Johnson produces photographic images that challenge the norms of perception. Employing a process that is distinct from conventional photography, he creates works that merge the recording of space and time into a single, linear “spacetime” continuum. The resulting photographs are akin to both seismographs and electrocardiograms in that, as timelines, they begin on the left and end on the right. The horizontal length of the image conveys an uninterrupted and fluid measurement of a brief span of time, varying in duration from 10 seconds up to 45 minutes. Text by ACE Gallery
Line 02 by Thomas Vailly is a versatile and low tech way to produce fluid and organic plastic shapes. Latex sheets are like numeric surfaces, and can be stretched, scaled and blown to create an infinity of fluid volumes. Line 02 is a dialog between 3D-modeling, rapid prototyping, craftsmanship and design. To get more information about Line 02, go here.
Just fell in love with this beautiful lamp series, called IN-EI (Japanese for “shadow, shadiness, nuance”) by Issey Miyake and brought to life by Artemide. To see more images and get more information about the technical details, go here.
This beautiful home, designed by Gus Wüstemann, is located at the lakeside of Zurich, Switzerland. “It’s not a house but a family sculpture looking for freedom and social interaction.” To see more images of this building, go here.
It’s getting darker again here in Sweden, so naturally I am looking for beautiful lamps or glowing objects to fill my apartment with and to keep the dark out. The Vessels are emphasising the look of the Plumen from every different angle. The designs were produced specifically to complement the flowing forms of the Plumen 001. When illuminated the glass tint mutes the light without hiding the form and produces an unexpected irregular reflection that appears holographic. To see more work by Samuel Wilkinson, go here.

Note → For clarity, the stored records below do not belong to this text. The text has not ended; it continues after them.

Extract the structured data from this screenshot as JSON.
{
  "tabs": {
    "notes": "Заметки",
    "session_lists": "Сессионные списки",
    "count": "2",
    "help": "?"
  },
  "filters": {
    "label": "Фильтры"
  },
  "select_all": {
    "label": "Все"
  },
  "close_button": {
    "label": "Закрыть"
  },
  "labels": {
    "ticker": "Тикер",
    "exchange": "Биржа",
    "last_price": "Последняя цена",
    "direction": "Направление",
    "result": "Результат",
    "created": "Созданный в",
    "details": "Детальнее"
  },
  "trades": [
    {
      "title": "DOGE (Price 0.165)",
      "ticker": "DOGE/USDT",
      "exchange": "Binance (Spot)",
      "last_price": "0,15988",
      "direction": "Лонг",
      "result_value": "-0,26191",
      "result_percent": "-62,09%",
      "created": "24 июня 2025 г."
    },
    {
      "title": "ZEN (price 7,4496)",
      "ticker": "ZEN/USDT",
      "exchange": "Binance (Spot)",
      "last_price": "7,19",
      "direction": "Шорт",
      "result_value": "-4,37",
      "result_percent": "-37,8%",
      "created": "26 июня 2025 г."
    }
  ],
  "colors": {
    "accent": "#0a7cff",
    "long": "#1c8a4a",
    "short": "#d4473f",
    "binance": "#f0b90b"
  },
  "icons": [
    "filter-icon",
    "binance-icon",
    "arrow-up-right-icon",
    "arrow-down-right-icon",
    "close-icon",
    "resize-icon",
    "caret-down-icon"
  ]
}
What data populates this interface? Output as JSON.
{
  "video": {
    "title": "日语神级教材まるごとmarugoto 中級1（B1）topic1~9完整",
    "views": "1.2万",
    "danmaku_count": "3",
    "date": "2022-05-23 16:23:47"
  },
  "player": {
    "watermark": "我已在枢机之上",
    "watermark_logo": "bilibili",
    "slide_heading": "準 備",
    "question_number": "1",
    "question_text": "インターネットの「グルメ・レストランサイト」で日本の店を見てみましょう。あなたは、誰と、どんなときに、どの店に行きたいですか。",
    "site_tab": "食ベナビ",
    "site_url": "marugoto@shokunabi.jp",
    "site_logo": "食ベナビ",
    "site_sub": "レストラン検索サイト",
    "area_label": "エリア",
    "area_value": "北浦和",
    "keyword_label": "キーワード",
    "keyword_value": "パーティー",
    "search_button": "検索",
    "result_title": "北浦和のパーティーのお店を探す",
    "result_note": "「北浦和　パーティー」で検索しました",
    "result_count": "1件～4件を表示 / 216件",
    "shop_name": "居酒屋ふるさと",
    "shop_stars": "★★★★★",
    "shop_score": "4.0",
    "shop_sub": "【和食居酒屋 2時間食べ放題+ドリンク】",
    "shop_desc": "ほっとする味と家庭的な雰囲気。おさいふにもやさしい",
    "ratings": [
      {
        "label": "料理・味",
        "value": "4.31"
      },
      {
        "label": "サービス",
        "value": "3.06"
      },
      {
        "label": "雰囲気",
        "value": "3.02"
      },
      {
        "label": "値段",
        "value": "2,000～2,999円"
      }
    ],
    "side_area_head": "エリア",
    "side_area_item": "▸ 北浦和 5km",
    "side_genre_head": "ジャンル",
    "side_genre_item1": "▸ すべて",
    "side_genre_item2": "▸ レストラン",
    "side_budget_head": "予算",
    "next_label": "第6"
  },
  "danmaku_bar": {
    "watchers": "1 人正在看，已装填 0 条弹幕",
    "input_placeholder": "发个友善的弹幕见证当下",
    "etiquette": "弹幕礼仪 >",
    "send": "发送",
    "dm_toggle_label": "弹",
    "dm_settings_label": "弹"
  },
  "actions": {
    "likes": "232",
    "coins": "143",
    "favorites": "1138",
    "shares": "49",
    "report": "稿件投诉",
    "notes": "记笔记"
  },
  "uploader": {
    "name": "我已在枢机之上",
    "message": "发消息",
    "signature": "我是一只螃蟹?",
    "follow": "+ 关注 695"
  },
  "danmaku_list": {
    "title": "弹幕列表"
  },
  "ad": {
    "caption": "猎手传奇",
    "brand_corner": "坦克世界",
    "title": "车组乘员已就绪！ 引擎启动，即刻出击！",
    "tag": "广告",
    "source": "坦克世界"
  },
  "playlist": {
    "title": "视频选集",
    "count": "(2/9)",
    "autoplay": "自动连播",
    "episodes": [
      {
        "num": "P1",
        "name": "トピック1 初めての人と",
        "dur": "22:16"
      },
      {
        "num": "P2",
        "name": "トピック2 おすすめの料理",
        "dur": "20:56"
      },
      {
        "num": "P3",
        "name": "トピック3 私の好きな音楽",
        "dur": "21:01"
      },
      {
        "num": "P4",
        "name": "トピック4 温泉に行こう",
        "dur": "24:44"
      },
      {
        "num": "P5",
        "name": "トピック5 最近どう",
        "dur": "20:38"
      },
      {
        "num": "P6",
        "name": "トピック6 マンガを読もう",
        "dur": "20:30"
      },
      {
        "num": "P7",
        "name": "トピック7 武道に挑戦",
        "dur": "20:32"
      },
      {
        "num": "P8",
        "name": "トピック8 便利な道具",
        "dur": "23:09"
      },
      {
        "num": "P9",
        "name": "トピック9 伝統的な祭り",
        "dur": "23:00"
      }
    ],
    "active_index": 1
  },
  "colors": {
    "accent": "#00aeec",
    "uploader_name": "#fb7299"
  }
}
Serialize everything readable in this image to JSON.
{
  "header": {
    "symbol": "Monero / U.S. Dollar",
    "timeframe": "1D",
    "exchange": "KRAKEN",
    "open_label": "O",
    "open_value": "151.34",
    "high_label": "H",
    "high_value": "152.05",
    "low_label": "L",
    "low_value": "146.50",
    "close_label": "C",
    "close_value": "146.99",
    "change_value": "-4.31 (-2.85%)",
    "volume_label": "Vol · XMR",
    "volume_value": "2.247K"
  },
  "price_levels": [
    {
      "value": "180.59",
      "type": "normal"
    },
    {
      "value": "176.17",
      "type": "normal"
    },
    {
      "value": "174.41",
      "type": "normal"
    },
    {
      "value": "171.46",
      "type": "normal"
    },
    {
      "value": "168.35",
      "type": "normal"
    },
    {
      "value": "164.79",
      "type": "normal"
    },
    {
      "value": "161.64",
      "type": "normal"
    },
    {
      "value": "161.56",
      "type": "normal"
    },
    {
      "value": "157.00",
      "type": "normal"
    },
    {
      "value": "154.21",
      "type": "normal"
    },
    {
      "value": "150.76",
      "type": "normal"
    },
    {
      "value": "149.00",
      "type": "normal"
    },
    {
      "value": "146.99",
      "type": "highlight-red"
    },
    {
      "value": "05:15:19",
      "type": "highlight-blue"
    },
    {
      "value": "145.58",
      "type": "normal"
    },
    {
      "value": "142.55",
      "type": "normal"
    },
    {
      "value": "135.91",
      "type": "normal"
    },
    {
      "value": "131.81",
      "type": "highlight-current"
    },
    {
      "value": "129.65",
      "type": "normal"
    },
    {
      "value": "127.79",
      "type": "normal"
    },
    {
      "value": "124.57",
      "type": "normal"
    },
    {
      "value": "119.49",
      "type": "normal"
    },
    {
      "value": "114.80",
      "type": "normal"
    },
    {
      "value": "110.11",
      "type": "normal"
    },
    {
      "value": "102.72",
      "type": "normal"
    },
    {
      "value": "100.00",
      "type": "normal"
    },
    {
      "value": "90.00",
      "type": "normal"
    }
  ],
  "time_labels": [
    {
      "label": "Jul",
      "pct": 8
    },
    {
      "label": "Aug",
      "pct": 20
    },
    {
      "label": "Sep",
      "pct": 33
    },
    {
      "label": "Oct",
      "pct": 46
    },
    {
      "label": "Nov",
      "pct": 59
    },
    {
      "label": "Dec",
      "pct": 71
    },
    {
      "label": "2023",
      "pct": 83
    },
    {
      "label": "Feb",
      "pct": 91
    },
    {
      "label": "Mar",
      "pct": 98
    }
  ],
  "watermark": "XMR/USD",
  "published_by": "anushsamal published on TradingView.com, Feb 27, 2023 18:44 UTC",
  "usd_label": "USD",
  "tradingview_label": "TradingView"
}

This wonderful umbrella installation is a part of an art festival called Agitagueda in Agueda, Portugal. They are located in a small town just south of Porto. The photographs were taken by Patrícia Almeida. To see more of this series visit her Flickr page here.